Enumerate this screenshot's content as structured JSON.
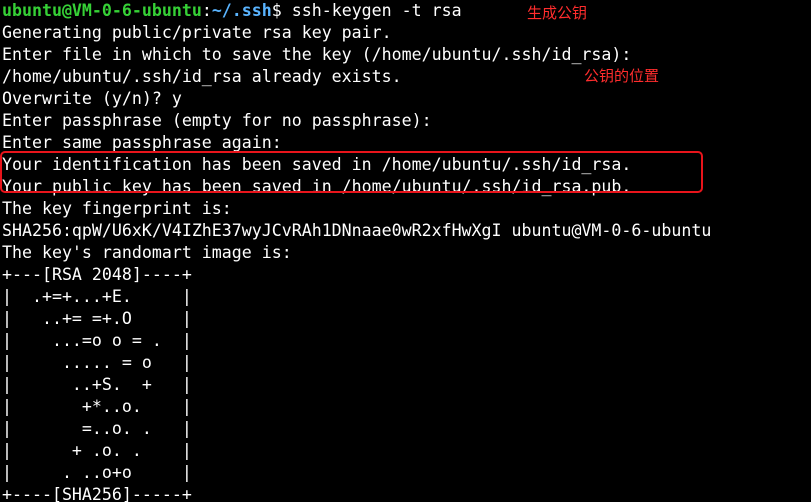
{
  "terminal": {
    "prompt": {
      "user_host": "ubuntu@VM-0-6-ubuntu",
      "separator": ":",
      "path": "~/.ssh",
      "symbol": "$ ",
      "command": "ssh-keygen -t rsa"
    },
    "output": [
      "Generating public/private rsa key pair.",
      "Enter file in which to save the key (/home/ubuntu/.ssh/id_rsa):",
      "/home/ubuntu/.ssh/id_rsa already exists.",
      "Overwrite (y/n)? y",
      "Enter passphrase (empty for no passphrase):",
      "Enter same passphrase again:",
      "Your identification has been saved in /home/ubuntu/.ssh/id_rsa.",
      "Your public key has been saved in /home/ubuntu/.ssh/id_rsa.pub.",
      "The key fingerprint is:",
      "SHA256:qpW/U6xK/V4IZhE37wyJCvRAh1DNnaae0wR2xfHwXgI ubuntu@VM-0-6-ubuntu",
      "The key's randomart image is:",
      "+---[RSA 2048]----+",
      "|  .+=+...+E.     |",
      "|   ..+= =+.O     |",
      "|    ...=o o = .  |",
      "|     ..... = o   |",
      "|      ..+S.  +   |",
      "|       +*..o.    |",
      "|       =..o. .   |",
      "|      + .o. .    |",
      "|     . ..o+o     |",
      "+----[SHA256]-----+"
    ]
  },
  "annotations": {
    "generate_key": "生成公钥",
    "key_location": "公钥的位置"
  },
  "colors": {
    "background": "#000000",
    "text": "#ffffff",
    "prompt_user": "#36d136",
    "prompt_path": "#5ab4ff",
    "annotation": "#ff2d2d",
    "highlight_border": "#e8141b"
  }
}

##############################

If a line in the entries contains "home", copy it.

      "Enter file in which to save the key (/home/ubuntu/.ssh/id_rsa):",
      "/home/ubuntu/.ssh/id_rsa already exists.",
      "Your identification has been saved in /home/ubuntu/.ssh/id_rsa.",
      "Your public key has been saved in /home/ubuntu/.ssh/id_rsa.pub.",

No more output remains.